— “We’ve always thought being a missionary was great — for someone else,” said Susan Goodman, who is going to serve in Western Europe. “Through working with college students in Baptist Student Ministry, going on mission trips and challenging students about missions, we realized that we were that someone else,” added her husband, Michael.

— “Questioning how I was investing my life led me to hear God’s call to share the gospel with the people of East Asia,” said another new missionary. “We must be obedient to God’s call.”

— “Can God use a fuel injection mechanic and a bookkeeper with two teen age children to serve him on the mission field?” wondered James Thompson. “Yes, after stepping out on faith and serving two years in Zambia, we discovered that God desires obedience, not perfection,” said his wife, Jane. “Our desire is to obey his call and return.”

— “I love to imagine the day when there will be people from every tribe and tongue and nation before the throne of God,” said another new worker, who is headed for service in Southeast Asia. “My burden is to see them worshiping with me on that day.”

The new career missionaries will join more than 5,000 other long-term International Mission Board workers already engaging 1,125 people groups in 185 countries.

The International Mission Board has seen an amazing increase in the number of Southern Baptists serving in short-term overseas assignments, but career missionaries remain the foundation of the board’s work, said IMB President Jerry Rankin.

“Seventy-five percent of our total missionary force is career missionaries,” Rankin said. “We are the only major missions agency that has not experienced a recent decline in long-term missionaries.”

On the contrary, the agency is appointing more long-term missionaries each year than ever before, Rankin said.

The board expects to approve 392 long-term missionaries in 2001, only the fourth time in its 156-year history that more than 300 have been appointed in a single year and 54 more than the next largest number, 338 in 1998.

God is using the events of Sept. 11 to break down spiritual strongholds and create spiritual openness among many people groups, Rankin told the assembly.
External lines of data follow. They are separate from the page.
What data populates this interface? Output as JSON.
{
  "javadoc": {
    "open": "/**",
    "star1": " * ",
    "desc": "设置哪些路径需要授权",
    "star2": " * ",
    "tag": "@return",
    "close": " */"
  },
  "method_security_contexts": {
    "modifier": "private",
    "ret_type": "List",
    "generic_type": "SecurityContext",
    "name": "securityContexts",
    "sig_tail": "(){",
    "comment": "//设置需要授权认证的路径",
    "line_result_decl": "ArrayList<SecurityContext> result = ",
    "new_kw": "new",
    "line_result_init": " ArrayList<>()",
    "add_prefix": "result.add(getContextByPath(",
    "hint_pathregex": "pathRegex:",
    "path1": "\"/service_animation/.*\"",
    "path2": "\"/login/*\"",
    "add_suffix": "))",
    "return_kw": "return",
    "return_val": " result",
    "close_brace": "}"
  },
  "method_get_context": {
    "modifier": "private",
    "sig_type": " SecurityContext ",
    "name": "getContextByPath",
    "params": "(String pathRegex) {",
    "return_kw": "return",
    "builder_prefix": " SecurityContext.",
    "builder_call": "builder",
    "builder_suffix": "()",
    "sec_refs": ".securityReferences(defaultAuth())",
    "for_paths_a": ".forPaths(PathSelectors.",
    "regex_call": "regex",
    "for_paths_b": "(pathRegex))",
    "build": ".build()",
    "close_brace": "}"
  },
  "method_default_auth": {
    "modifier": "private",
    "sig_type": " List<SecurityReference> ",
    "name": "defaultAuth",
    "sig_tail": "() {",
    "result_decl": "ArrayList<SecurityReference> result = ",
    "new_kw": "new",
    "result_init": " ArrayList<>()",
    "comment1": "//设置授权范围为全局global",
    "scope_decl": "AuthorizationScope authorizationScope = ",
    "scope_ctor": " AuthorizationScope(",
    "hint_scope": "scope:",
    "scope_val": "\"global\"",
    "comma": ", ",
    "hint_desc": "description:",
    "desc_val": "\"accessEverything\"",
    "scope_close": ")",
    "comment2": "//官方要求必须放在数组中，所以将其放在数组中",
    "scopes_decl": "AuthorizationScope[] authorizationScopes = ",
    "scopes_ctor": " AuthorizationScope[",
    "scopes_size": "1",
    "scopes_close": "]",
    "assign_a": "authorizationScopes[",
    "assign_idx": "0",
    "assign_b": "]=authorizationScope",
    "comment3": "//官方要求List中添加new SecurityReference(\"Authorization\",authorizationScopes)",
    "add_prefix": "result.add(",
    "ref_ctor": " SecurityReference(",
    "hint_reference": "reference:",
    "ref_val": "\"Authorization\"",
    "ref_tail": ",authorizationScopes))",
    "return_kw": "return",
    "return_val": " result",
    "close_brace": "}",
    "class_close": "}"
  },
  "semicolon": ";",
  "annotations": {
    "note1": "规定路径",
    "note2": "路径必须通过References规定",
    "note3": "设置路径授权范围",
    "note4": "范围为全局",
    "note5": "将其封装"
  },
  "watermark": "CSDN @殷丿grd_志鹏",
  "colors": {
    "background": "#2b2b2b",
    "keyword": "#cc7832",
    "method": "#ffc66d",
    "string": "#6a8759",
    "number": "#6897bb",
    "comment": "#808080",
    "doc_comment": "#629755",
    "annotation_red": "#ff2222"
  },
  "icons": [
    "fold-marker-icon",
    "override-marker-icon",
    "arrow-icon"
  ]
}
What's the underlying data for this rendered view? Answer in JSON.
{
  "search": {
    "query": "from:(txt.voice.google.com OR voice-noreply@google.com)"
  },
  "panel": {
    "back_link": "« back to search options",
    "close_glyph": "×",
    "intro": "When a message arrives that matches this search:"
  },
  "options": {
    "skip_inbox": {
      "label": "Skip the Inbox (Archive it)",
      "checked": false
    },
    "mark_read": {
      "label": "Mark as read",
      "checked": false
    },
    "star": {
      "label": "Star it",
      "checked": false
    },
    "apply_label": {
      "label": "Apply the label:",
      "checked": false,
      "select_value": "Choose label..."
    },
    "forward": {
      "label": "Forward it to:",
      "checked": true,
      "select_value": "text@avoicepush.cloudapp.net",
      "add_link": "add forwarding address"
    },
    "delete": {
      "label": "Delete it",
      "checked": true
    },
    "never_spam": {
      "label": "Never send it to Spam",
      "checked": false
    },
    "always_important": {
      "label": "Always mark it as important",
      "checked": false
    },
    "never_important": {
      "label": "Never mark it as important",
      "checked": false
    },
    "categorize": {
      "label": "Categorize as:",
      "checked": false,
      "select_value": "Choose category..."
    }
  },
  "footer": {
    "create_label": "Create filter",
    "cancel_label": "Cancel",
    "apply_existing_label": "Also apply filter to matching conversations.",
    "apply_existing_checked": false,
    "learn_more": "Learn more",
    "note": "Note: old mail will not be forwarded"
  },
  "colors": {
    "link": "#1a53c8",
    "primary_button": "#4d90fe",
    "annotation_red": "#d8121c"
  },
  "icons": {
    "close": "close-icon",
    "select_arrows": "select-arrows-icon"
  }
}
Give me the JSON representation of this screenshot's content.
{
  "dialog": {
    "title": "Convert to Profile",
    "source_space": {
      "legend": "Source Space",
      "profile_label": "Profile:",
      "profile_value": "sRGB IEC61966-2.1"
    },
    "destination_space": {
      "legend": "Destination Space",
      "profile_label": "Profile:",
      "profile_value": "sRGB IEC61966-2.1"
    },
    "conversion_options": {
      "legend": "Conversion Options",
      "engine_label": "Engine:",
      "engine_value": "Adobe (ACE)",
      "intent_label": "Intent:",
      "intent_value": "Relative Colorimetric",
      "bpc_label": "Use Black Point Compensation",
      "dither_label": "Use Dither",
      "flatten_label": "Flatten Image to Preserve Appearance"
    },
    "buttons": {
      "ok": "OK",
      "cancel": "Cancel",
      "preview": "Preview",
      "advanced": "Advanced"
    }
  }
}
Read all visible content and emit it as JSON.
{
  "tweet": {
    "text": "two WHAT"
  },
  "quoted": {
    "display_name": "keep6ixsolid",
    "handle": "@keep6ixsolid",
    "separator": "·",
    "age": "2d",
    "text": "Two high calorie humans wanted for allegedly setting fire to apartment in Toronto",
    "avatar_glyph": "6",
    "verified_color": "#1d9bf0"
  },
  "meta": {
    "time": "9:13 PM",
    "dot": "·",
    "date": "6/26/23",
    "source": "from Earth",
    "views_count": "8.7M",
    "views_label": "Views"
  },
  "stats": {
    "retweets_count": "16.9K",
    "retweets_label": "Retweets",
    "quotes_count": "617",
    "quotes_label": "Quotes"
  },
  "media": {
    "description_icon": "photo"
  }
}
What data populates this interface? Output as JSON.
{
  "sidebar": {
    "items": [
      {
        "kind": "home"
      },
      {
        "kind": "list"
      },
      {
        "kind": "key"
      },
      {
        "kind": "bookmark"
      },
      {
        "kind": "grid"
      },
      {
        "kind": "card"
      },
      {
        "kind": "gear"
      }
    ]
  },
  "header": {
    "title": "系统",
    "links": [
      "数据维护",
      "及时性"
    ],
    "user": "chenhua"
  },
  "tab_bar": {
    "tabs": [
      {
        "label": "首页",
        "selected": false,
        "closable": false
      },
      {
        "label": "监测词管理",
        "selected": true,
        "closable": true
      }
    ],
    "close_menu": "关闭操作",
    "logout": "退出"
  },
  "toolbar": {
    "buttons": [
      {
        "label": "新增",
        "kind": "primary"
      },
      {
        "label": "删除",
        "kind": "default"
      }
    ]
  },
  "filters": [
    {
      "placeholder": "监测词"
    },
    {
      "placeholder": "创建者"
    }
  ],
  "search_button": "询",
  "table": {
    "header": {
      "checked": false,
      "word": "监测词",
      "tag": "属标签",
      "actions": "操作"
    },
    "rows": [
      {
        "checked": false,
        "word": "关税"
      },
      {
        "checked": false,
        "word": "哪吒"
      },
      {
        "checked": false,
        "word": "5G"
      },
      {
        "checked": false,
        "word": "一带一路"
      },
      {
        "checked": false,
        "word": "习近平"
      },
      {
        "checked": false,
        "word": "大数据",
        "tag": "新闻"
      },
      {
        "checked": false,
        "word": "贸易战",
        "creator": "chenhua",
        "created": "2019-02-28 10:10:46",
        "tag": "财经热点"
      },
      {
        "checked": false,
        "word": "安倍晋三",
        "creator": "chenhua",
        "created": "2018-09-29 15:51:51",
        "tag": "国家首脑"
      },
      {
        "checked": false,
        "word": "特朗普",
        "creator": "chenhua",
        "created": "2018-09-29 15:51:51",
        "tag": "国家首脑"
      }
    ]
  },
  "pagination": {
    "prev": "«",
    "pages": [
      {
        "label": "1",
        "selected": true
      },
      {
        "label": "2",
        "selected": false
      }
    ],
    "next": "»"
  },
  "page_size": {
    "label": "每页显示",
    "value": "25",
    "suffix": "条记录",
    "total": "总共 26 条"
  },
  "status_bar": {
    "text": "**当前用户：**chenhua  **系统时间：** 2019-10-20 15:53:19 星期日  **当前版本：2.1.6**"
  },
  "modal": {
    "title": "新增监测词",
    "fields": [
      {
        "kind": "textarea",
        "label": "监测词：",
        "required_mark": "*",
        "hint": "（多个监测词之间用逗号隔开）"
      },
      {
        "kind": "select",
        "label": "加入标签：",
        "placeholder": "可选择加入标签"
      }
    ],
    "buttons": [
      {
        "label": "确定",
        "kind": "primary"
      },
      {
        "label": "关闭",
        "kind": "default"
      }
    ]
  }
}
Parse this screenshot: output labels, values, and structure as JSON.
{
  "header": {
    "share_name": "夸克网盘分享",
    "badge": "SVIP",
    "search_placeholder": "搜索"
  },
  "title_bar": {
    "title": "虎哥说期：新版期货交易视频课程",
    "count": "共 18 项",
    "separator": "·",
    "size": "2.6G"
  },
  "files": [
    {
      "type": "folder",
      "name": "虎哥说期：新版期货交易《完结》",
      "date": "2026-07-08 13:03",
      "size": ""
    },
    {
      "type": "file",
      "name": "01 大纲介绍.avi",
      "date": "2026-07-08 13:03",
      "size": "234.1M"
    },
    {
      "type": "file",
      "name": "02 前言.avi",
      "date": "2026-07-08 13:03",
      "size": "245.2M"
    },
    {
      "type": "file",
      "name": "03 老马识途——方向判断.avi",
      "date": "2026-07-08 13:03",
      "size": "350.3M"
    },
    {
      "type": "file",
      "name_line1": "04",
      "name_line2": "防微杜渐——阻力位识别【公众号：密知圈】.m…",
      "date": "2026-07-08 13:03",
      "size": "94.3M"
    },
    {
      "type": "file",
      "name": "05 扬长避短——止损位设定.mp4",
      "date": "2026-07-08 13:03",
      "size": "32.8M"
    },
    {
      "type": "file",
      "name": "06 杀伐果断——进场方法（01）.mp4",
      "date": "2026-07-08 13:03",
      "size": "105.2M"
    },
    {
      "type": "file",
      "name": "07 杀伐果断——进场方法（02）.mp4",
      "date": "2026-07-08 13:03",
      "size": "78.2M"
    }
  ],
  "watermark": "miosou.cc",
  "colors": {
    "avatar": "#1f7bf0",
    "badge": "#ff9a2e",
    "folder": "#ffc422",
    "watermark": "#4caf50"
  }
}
But the number of people coming forward for missionary service doesn’t begin to match either the needs or the opportunities overseas.

“Sept. 11 has created disillusionment and spiritual need all over the world. People are searching for hope and security and can’t find it in traditional religion,” Rankin said. “God is creating a situation where they can find it only in Jesus Christ.

“But where are the people who are willing to go and tell them about Jesus Christ?” he asked. “Our regional leaders’ most difficult decision is seeing the limited number of missionaries and deciding which people groups will be deprived of hearing the gospel.

“God’s call to go is to whoever will hear and respond in obedience. If God is calling you to go, it’s not enough to say, ‘I’ll give and I’ll pray.'”
(BP) photos posted in the BP Photo Library at http://www.bpnews.net. Photo titles: TESTIMONY, READY HARVEST, COLOR GUARD and HAND SINGING.
— How do you fit into what God is doing around the world? http://www.imb.org/FPNeeds
— Opportunities for service: http://www.imb.org/you/Going
— Video: Come and Plant Now! http://www.imb.org/ime/default3.asp

    About the Author

  • Mark Kelly